US8511380Oct 6, 2008Aug 20, 2013Schlumberger Technology CorporationMulti-zone gravel pack system with pipe coupling and integrated valve
US9010417Feb 9, 2012Apr 21, 2015Baker Hughes IncorporatedDownhole screen with exterior bypass tubes and fluid interconnections at tubular joints therefore
US9200502Jun 14, 2012Dec 1, 2015Schlumberger Technology CorporationWell-based fluid communication control assembly
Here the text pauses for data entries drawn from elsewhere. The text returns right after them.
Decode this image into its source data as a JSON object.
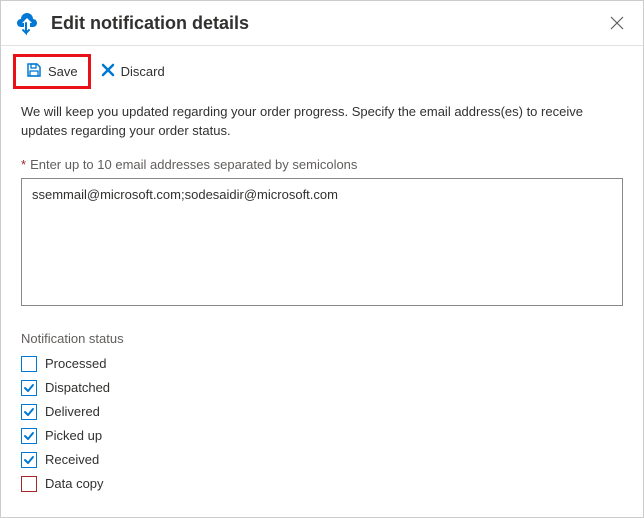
{
  "header": {
    "title": "Edit notification details"
  },
  "toolbar": {
    "save_label": "Save",
    "discard_label": "Discard"
  },
  "description": "We will keep you updated regarding your order progress. Specify the email address(es) to receive updates regarding your order status.",
  "email_field": {
    "label": "Enter up to 10 email addresses separated by semicolons",
    "value": "ssemmail@microsoft.com;sodesaidir@microsoft.com"
  },
  "status_section": {
    "label": "Notification status",
    "items": [
      {
        "label": "Processed",
        "checked": false,
        "variant": "blue"
      },
      {
        "label": "Dispatched",
        "checked": true,
        "variant": "blue"
      },
      {
        "label": "Delivered",
        "checked": true,
        "variant": "blue"
      },
      {
        "label": "Picked up",
        "checked": true,
        "variant": "blue"
      },
      {
        "label": "Received",
        "checked": true,
        "variant": "blue"
      },
      {
        "label": "Data copy",
        "checked": false,
        "variant": "magenta"
      }
    ]
  }
}
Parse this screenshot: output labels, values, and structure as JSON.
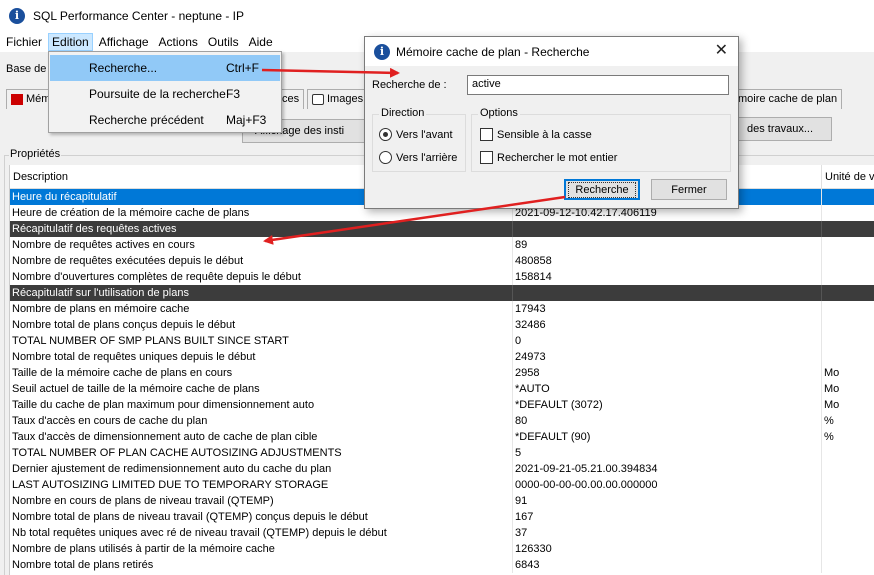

US20030183386 *Mar 27, 2002Oct 2, 2003Mcgregor Ronald W.Transition member for maintaining fluid slurry velocity therethrough and method for use of same
US20040163804 *Feb 21, 2003Aug 26, 2004Jeffrey BodeScreen assembly with flow through connectors
US20080142227 *Nov 9, 2007Jun 19, 2008Yeh Charles SWellbore method and apparatus for completion, production and injection
US20090095471 *Oct 6, 2008Apr 16, 2009Schlumberger Technology CorporationMulti-zone gravel pack system with pipe coupling and integrated valve
US20090173498 *Jan 3, 2008Jul 9, 2009Gaudette Sean LScreen coupler for modular screen packs
US20110132596 *Jun 9, 2011Yeh Charles SWellbore Method and Apparatus For Completion, Production and Injection
DE3614537A1 *Apr 29, 1986Nov 12, 1987Otis Engineering GmbhFiltereinrichtung fuer oelfoerdereinrichtungen
WO2008060479A2 *Nov 9, 2007May 22, 2008Exxonmobil Upstream Research CompanyWellbore method and apparatus for completion, production and injection
WO2008060479A3 *Nov 9, 2007Jul 17, 2008Exxonmobil Upstream Res CoWellbore method and apparatus for completion, production and injection
U.S. Classification166/227, 166/236, 166/51
International ClassificationE21B43/04, B01D29/15, E21B43/08
Cooperative ClassificationB01D29/15, E21B43/04, E21B43/088
European ClassificationB01D29/15, E21B43/04, E21B43/08W
Legal Events
Dec 7, 1984ASAssignment
Effective date: 19830930
Jan 12, 1987ASAssignment
Effective date: 19870108
Sep 8, 1988FPAYFee payment
Year of fee payment: 4
Oct 11, 1988ASAssignment
Effective date: 19880930
Effective date: 19880930
May 29, 1992FPAYFee payment
Year of fee payment: 8
Aug 9, 1993ASAssignment
Effective date: 19921221
Nov 19, 1996REMIMaintenance fee reminder mailed
Apr 13, 1997LAPSLapse for failure to pay maintenance fees
Jun 24, 1997FPExpired due to failure to pay maintenance fee
Effective date: 19970416